“This week, Jay Inslee committed the most egregious and shameless betrayal of a deal I have ever witnessed from a politician of any party, at any level,” said Fawn Sharp, President of the National Congress of American Indians and the Vice President of the Quinault Indian Nation. “As the President of the National Congress of American Indians, which represents over 500 sovereign Tribal Nations, I will not participate in any process that validates Inslee’s delusional belief that he has authority over sovereign Tribes or speaks for the Washington State Legislature or Washington State voters.”
In a written response a spokesperson for the Governor’s Office calls the claim of betrayal “baseless.”

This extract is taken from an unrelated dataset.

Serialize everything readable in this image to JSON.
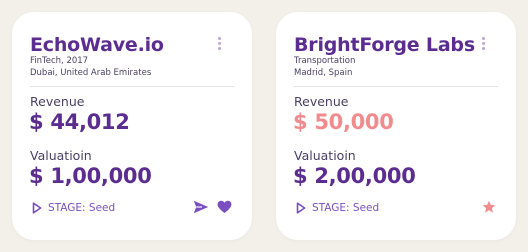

“As for the tribal consent provision, this was a section added late in the legislative process and without any promise from the governor not to veto it. No one involved in these negotiations can say there was a deal struck with the governor’s office on Section 6. It would have given broad and undefined authority to tribes.” – Governor’s Office

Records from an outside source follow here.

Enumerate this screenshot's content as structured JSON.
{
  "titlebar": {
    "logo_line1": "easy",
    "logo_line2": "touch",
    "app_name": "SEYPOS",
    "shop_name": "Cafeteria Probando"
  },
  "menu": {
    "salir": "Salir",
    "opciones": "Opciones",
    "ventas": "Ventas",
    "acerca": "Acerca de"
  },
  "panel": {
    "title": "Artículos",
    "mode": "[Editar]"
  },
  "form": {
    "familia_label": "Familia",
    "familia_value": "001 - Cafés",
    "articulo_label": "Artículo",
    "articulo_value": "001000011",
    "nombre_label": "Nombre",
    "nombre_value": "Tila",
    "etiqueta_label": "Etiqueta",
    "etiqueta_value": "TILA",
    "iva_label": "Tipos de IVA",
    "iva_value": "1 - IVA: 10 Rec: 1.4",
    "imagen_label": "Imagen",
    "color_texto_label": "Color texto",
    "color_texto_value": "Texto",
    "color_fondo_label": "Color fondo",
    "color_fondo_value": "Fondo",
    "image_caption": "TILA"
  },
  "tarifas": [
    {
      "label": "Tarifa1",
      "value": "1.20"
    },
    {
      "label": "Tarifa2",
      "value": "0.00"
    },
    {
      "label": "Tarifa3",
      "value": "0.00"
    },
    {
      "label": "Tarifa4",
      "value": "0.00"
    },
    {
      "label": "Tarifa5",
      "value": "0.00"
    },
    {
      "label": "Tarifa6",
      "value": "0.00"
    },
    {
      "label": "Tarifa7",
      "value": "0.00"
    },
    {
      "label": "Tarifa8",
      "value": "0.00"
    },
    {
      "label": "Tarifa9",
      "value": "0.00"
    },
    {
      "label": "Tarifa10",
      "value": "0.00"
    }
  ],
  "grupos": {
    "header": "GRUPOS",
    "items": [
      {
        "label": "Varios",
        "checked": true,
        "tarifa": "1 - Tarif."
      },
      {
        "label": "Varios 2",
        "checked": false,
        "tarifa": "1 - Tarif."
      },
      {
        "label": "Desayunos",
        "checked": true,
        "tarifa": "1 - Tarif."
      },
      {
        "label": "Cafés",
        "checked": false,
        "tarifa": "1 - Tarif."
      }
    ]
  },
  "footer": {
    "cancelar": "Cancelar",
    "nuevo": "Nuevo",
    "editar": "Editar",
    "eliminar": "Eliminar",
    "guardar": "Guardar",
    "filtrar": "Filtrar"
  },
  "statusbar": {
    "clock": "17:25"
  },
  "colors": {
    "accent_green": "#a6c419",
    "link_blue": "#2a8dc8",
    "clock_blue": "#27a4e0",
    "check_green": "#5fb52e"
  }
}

Broadband Bill Confusion
The need for fast, reliable internet service statewide became crystal clear during the lockdown that closed businesses and schools across the state.
In response lawmakers approved millions for broadband investments and also changed the law to allow ports and public utility districts to offer retail broadband. The House and Senate passed two somewhat different versions of the legislation, HB 1336 and SB 5383. Now there is confusion among some lawmakers and the Washington Secretary Of State’s Office about whether conflicting portions of the bills are still in effect. When similar bills are signed at different times, the bill signed last takes precedence under state law, but the governor signed the two broadband bills at the same time, one with his left hand and one with his right. Now the secretary of state is asking a court to offer guidance on how to number the bills.
As for why Governor Inslee took the unusual step? Here’s how a spokesperson for the Governor’s Office explained the situation:
“We do not believe there is a conflict and both bills approved by the Legislature will appear in the code. As such, one version of the double amendments will appear first. We asked legislators to resolve it amongst themselves – which version should appear first? Both legislators made compelling and passionate arguments to the governor for signing their bill first. It seemed only fair to sign them at the same time and to allow the regular process to resolve the technical issue of which version will appear first in the code.” – Governor’s Office
Click here to watch “The Impact” – May 26, 2021